“At Pelecon 13 we want to provide learning professionals with opportunities to explore, discover and discuss new approaches, new technologies and new ideas to enhance, enrich and extend their own professional practice. There will be particular emphasis this year on simulations and games, personal learning tools, new pedagogies and practices, learner and teacher voice, and digital literacies.”
I have transcribed a few of the sections that really move and inspire me, what these children are doing/have done is brilliant, I hope you agree.
“Thousands of years ago the native Americans embraced the idea of a village, the entire community as teacher, as curriculum. The idea that everybody had something to offer was given. Somewhere along the way competition bled into efficiency and efficiency bled into standardisation. We are missing community, cross-generational expertise. We believe that technology wants to help us get back to to us.”
“We are suggesting that is compulsion, the assumption that was must teach and measure certain things, that is keeping us from betterness, keeping us mediocre rather than breathtaking. So we stop measuring learning, instead we prepare people for uncertainty, we facilitate curiosities, we create ‘community’. We create spaces of permission with nothing to prove because we believe ‘there is never nothing going on’.”
If you’re interested, check out the other 4 videos in the series: Dream (2), Connect (3), Do (4), and Be (5).
Now, I’m not an educational activist, nor do I want to upset the system or hack anything, but I do wonder why we continue to do things the same way despite evidence showing us there is a better way. From this video I can reflect my own experience at school, at university, etc, that I was not in the best ‘environment’ for my style of learning: I had to take myself out of the classroom to be comfortable to learn (but I still sat in the classroom with everyone else – does this mean I did twice as much?). From the video I question whether Schools are preparing children to learn a subject or learn to live in the world. There is a place for both, but I tend to see an either or approach, never both? Have I missed something … “we stop measuring learning, instead we prepare people for uncertainty, we facilitate curiosities, we create ‘community’.”
It strikes a chord with me, nothing more than that. And it is that chord that reminded me of the keynote that Simon Finch gave at PELeCON12 (pelc12) in April this year (2012), he opened ‘Something Better Change” with this video:
Europe accounts for over 34 million members (6 million in the UK alone) and India 11 million.
2011: 4.2 billion searches on the LinkedIn platform.
LinkedIn now has over 2,116 employees (up from 500 in 2010).
The fastest growing demographics are students and recent college graduates.
Revenues for 2011 reached $522 million.
75 of the Fortune 100 use LinkedIn for “corporate hiring solution”.
If we can give our students an edge when they apply for the same jobs as others by helping them use social networks, like LinkedIn, professionally and effectively then the student looks good, and so does the Institution they are coming from.

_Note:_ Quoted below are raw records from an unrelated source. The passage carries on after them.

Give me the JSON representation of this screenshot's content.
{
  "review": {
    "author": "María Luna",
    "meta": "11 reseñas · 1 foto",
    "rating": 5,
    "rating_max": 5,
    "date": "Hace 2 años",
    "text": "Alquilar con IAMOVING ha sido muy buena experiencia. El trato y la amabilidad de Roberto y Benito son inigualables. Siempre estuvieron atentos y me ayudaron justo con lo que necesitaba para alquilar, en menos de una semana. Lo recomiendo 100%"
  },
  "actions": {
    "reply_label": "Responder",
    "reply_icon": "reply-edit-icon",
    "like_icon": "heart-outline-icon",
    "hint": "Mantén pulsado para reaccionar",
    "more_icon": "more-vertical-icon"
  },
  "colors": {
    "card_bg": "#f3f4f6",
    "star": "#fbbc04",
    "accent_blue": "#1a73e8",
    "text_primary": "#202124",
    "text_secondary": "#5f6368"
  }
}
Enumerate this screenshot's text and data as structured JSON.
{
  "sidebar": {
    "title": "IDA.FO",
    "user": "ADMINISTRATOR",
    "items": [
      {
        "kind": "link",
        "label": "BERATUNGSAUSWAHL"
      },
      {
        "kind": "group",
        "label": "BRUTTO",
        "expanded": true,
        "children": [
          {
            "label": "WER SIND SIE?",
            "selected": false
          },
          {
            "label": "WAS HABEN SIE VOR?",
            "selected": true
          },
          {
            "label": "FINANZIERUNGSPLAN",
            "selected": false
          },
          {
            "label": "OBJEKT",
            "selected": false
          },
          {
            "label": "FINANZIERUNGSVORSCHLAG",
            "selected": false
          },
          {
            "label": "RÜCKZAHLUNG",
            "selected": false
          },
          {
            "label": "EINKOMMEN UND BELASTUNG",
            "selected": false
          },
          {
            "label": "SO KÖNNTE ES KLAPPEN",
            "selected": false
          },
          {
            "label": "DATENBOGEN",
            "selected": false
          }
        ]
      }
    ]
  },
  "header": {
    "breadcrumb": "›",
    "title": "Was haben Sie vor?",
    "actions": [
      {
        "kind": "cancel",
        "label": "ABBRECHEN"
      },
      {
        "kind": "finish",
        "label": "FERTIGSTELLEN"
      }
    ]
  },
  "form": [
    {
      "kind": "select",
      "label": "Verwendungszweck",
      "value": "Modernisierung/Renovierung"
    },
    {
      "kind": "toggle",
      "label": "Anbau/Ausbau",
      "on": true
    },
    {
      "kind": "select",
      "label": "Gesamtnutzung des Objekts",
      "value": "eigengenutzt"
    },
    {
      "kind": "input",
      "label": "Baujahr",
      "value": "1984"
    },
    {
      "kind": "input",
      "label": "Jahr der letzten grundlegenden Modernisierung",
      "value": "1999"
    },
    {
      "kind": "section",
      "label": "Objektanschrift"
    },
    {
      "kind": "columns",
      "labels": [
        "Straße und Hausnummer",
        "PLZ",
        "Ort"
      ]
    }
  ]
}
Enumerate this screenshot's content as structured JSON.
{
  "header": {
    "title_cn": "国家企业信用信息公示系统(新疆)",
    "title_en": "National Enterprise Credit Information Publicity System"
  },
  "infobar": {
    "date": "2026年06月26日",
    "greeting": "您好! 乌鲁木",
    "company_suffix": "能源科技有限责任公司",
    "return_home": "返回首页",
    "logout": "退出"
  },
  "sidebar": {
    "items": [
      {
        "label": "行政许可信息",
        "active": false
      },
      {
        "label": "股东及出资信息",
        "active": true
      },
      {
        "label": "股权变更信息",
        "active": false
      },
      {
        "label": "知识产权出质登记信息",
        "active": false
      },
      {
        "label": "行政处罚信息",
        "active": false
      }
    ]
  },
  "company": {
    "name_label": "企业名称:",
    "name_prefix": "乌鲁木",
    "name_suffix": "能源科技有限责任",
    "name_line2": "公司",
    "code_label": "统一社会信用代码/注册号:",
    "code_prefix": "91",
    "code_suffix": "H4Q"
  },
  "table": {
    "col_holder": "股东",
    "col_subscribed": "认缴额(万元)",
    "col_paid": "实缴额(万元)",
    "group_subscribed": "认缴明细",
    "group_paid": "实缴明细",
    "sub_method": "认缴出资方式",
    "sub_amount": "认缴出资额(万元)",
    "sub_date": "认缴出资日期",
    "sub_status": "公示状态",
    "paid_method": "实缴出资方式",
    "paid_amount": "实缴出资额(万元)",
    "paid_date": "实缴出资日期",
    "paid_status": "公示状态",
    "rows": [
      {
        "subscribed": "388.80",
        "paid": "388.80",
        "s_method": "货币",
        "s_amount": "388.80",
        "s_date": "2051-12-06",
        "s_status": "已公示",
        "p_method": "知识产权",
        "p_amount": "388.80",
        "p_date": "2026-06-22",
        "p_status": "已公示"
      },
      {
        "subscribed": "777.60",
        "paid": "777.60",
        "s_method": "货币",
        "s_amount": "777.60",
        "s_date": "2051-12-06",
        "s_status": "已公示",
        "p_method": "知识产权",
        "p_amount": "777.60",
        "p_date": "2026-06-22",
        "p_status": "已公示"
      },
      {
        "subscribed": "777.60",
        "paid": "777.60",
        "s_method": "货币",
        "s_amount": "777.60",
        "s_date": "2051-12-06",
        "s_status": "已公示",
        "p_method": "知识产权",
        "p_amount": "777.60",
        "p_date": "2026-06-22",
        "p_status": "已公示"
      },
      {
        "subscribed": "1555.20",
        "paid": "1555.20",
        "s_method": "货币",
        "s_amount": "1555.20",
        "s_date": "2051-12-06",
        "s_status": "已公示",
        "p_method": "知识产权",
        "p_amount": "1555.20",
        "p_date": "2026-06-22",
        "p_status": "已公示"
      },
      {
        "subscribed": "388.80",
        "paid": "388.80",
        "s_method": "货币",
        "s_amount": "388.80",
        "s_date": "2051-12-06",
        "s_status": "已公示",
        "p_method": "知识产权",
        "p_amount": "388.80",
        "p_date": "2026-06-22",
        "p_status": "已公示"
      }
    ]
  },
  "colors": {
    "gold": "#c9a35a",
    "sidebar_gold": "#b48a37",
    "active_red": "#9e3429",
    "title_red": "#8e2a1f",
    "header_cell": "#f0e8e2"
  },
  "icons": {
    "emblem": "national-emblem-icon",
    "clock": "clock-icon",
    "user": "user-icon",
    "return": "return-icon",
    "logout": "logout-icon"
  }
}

What do you think?
What are you doing with your students to help them use social networks so they work for them, not against?